How can we ensure that the terms of engagement with North Korea at least favor change? Should we press human rights and humanitarian issues as part of the current U.S. dialogue with the North Korean leadership, even as the nuclear issue remains unresolved?
I am not going to argue that these issues should stand in the way of a non-proliferation agreement with North Korea. The use of a nuclear weapon by North Korea or by a terrorist group that obtains such a weapon from Pyongyang would be a horrific tragedy. Preventing it is also a paramount human rights imperative.
But if we are talking about an agreement that transforms the North Korean government's relationship with the international community, an agreement that provides it with significant economic benefits, an agreement that opens the door to significant foreign investment in North Korea, then human rights and humanitarian issues should be on the table. Even if the demands are modest -- greater access to North Korea by U.N. human rights experts, for example, or greater transparency in humanitarian aid distribution -- the North Korean government needs to understand now that these are important international concerns.
Outsiders who go to North Korea as it opens will also carry an extraordinary set of responsibilities, and should not assume that their mere presence in the country is enough to encourage change. Aid workers will have to struggle hard to fulfill their humanitarian obligations while reporting to the world what they see, and, to the best of their ability, preventing aid from being stolen or manipulated to serve the North Korean elite. Foreign investors who do business with North Korean state enterprises will have to avoid becoming complicit in horrific practices like slave labor. Indeed, I believe that that governments and the private sector should work together to develop a specific code of conduct for companies that plan to do business in North Korea, one that addresses the challenges responsible investors will face there as in no other place in the world.
In sum, we should do everything we can now to ease the suffering of the North Korean people, because that is the right thing to do, and because we will want to have something to say to future generations who ask of us "what did you do when you learned of the horrors North Koreans endure?" But addressing the human rights tragedy in North Korea is more than a moral imperative -- it is, ultimately, part of the larger challenge of building a more secure Korean Peninsula.

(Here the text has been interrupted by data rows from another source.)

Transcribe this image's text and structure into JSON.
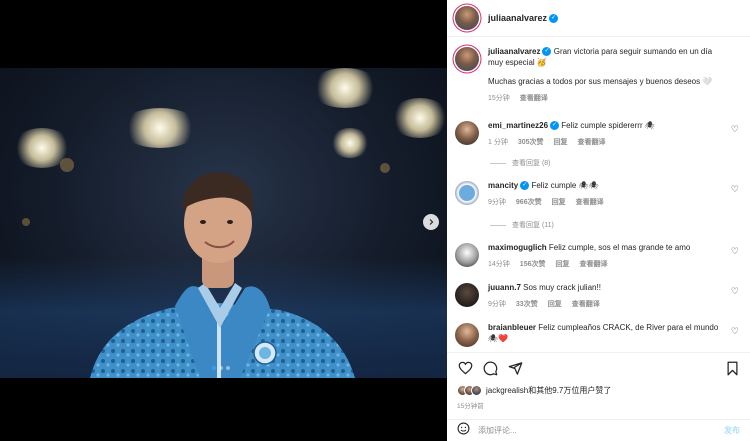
{
  "header": {
    "username": "juliaanalvarez"
  },
  "caption": {
    "username": "juliaanalvarez",
    "text": "Gran victoria para seguir sumando en un día muy especial 🥳",
    "text2": "Muchas gracias a todos por sus mensajes y buenos deseos 🤍",
    "time": "15分钟",
    "translate": "查看翻译"
  },
  "comments": [
    {
      "username": "emi_martinez26",
      "verified": true,
      "text": "Feliz cumple spidererrr 🕷",
      "time": "1 分钟",
      "likes": "305次赞",
      "reply": "回复",
      "translate": "查看翻译",
      "replies": "查看回复 (8)"
    },
    {
      "username": "mancity",
      "verified": true,
      "text": "Feliz cumple 🕷🕷",
      "time": "9分钟",
      "likes": "966次赞",
      "reply": "回复",
      "translate": "查看翻译",
      "replies": "查看回复 (11)"
    },
    {
      "username": "maximoguglich",
      "verified": false,
      "text": "Feliz cumple, sos el mas grande te amo",
      "time": "14分钟",
      "likes": "156次赞",
      "reply": "回复",
      "translate": "查看翻译"
    },
    {
      "username": "juuann.7",
      "verified": false,
      "text": "Sos muy crack julian!!",
      "time": "9分钟",
      "likes": "33次赞",
      "reply": "回复",
      "translate": "查看翻译"
    },
    {
      "username": "braianbleuer",
      "verified": false,
      "text": "Feliz cumpleaños CRACK, de River para el mundo 🕷❤️",
      "time": "",
      "likes": "",
      "reply": "",
      "translate": ""
    }
  ],
  "likes": {
    "text": "jackgrealish和其他9.7万位用户赞了"
  },
  "post_time": "15分钟前",
  "add_comment": {
    "placeholder": "添加评论...",
    "post_label": "发布"
  },
  "carousel": {
    "slides": 3,
    "active": 1
  },
  "colors": {
    "verified": "#0095f6",
    "link": "#b2dffc",
    "muted": "#8e8e8e"
  },
  "icons": [
    "heart-icon",
    "comment-icon",
    "share-icon",
    "bookmark-icon",
    "emoji-icon",
    "chevron-right-icon"
  ]
}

We just need to remember the lessons of dealing with the Soviet Union during the Cold War. We learned then that in the short run, it is possible and often necessary to strike agreements with repressive governments that diminish the threat of nuclear war. We learned that it is possible to manage insecurity through arms control. But we could not banish insecurity in this way. The underlying tensions that might have led to war between the Soviet Union and the West did not disappear until people behind the Iron Curtain won their freedom and their basic human rights. I believe the same will be true in Korea. I believe that is one of the paramount goals we should be working for, right now, for the sake of the North Korean people, and the security of all people.